Across the country, professors are adapting to the developing changes happening in the nation. These changes are even more grueling for classes where meeting face to face is essential. One prime example of this is in Ceramics.
Ceramics is an art class that deals with making objects and other materials by the use of clay and heat.
Lisa Conway is a ceramics professor who has taught at Clark College for 17 years but has practiced it for over 30 years. Like many other professors, Conway had to rethink the way she had been teaching at Clark in order to adapt to the working conditions.
Ceramics students typically have most of their tools already paid for in the lab fees. However, some materials need to be paid separately, like the clay which they can buy through the bookstore website and then come to campus pick up, as well as a kit that contains tools, different glazes, and wood boards. They come back to Campus weekly to drop their pieces off to be kiln fired.
“People are hungry for something to do with their hands right now to express themselves and get a little bit creative somehow, and ceramics is a great class to do that,” Conway said.
Conway said one obstacle students may face is getting to Clark and dropping off their pieces, including the loss of sense of a community between instructors and students.
“I think a big reason why people take a ceramics class, or maybe an art class is for the sense of community, and that’s been really hard to get to the same level,” Conway said. One resource Conaway has been using is Zoom, where students can talk more one on one. “It’s not the same thing as being in a classroom together,” Rossi said.
Kate Rossi is a running start student at Clark College who is graduating this Spring with her AA. Rossi plans on heading to Central Washington University to study actuarial science, math and statistics discipline which assesses risk.
Ceramics was Rossi’s first art class at Clark. After having taken pottery her first two years in high school, Rossi said that was a big influence on why she chose to take ceramics at Clark.
Rossi said at first she was skeptical.“I had emailed my professor before the quarter and said ‘how are we even going to do this’, you know this is such a hands-on class,” Rossi said.
One obstacle Rossi said she’d faced was the lack of tools. In a traditional ceramics class, there are big work tables and specialized tools and equipment. Because many students don’t have access to these resources, they’ve had to improvise by using the resources around them.
“It’s been really cool to see what you can use out of your house,” Rossi said.“It just proves that you don’t need a studio to create art you can do it from your own home.”

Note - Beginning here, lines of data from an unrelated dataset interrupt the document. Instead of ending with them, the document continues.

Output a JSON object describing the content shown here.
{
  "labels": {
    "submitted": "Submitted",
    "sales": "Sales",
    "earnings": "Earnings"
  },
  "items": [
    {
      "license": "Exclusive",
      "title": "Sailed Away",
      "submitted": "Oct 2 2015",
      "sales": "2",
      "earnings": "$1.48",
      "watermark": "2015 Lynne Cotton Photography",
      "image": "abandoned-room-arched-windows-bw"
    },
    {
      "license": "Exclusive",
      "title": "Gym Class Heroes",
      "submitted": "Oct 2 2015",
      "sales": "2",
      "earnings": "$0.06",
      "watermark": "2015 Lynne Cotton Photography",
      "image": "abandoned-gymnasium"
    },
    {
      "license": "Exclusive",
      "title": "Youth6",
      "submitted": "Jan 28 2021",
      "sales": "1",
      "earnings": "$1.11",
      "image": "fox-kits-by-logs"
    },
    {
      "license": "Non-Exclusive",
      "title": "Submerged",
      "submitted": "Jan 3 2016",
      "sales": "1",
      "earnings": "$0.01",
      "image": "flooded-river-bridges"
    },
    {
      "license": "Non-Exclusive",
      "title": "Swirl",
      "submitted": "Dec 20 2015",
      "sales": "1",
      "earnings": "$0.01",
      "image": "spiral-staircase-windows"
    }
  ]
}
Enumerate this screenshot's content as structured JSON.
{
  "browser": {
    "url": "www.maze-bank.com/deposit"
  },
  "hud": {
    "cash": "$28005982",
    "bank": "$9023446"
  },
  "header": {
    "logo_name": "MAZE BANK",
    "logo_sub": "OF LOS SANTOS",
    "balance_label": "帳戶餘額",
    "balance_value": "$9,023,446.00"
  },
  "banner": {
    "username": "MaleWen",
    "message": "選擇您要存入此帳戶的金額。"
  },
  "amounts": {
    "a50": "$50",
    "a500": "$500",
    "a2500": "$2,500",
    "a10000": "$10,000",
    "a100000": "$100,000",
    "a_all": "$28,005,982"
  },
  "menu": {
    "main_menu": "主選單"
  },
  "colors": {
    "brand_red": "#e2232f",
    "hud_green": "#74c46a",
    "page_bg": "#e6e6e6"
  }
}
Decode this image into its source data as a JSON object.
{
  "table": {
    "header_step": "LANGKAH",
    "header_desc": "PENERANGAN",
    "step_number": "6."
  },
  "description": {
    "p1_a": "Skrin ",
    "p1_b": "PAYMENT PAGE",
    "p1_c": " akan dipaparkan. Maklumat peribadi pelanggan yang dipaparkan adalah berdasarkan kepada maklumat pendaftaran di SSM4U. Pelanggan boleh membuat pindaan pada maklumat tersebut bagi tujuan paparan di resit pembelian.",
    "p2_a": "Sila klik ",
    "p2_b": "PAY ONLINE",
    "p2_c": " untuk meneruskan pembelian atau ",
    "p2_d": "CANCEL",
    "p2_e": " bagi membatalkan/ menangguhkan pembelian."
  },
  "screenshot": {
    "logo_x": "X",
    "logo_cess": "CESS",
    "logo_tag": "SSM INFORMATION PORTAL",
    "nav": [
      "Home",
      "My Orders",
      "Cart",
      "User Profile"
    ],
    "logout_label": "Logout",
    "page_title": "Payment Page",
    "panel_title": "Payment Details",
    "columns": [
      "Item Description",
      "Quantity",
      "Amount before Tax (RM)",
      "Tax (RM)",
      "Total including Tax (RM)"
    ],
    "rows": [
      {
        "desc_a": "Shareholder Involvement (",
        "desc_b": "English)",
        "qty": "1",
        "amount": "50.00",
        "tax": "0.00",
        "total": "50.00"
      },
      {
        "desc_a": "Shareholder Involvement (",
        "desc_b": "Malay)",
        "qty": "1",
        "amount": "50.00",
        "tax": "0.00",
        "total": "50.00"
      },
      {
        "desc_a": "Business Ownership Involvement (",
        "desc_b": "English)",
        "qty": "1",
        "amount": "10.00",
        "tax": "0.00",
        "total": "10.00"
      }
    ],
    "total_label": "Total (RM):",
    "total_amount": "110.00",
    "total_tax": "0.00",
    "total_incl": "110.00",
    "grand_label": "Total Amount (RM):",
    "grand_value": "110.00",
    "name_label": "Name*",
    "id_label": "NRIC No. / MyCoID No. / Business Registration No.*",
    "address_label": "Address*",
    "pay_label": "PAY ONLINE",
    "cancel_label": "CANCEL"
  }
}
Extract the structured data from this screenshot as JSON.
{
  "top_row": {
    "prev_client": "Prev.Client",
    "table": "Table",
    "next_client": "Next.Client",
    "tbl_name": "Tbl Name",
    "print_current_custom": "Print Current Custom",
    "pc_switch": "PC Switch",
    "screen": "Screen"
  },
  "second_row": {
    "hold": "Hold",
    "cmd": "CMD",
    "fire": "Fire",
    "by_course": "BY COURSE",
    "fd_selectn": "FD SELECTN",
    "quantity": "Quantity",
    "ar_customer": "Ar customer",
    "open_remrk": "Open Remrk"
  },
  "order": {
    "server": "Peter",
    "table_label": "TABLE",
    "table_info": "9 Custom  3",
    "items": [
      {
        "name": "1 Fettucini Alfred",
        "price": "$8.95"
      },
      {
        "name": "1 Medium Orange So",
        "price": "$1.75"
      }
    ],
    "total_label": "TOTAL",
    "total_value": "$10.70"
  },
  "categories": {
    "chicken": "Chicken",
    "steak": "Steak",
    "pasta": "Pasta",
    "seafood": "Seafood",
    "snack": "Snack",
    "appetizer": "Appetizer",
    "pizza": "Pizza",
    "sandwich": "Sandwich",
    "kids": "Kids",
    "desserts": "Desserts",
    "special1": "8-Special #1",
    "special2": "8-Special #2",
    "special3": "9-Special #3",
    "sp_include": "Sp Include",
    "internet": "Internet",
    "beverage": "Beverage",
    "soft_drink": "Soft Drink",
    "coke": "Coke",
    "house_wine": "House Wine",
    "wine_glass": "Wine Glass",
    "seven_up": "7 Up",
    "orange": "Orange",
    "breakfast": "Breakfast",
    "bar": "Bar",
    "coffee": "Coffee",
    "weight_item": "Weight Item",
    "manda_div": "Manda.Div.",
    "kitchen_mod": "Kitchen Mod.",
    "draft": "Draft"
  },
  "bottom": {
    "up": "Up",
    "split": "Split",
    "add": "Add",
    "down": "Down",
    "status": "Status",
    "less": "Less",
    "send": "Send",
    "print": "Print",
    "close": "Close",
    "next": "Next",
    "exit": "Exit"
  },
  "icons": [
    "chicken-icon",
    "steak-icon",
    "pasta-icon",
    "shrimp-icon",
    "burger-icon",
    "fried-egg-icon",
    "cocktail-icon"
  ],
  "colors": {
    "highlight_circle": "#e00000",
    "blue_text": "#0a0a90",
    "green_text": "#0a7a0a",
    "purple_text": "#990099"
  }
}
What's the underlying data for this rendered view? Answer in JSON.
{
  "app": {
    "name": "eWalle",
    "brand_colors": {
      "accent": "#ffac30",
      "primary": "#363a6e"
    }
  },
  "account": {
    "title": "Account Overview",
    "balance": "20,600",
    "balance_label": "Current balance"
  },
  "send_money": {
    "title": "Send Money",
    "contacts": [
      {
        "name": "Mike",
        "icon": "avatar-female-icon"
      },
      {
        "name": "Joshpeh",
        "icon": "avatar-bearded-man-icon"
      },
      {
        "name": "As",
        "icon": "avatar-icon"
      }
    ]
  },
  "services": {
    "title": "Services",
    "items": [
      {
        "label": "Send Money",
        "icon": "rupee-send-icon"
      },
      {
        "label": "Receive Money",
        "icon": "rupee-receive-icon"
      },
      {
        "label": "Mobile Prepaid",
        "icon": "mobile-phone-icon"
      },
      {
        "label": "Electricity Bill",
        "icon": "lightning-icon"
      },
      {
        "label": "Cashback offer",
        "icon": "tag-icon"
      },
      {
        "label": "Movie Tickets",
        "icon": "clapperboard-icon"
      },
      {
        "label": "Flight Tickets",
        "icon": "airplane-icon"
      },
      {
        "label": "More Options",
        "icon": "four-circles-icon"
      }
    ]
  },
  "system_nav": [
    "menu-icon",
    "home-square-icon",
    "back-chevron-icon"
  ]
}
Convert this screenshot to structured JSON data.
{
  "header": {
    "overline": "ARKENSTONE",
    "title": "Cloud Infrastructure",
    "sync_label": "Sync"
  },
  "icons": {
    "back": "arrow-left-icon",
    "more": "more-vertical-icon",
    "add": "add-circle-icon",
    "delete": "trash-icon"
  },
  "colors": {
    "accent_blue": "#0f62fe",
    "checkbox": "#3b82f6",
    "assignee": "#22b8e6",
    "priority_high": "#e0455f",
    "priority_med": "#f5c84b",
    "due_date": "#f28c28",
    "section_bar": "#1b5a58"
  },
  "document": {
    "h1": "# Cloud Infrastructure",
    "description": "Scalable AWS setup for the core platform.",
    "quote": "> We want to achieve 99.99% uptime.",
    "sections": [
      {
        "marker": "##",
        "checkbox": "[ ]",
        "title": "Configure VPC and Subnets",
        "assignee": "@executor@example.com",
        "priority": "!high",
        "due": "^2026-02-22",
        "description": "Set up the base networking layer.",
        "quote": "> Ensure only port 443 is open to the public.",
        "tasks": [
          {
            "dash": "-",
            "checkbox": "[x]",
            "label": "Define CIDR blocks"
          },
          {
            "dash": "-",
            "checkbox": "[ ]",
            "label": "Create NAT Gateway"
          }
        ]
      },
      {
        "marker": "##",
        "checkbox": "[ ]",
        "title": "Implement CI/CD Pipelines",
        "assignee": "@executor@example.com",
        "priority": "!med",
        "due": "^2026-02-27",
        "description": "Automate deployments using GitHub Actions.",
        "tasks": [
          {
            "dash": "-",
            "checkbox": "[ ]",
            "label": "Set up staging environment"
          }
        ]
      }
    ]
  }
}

“The good thing is that it gives us ample time to work on the pieces because we’re not limited to the time we have in class, were able to be at home and work on it when we want throughout the day, be able to sit there for five hours at a time rather than having set times to work.”
To future ceramics students, Rossi wanted them to know to remain open-minded.
“I feel like making art is more important now than ever,” Conway said.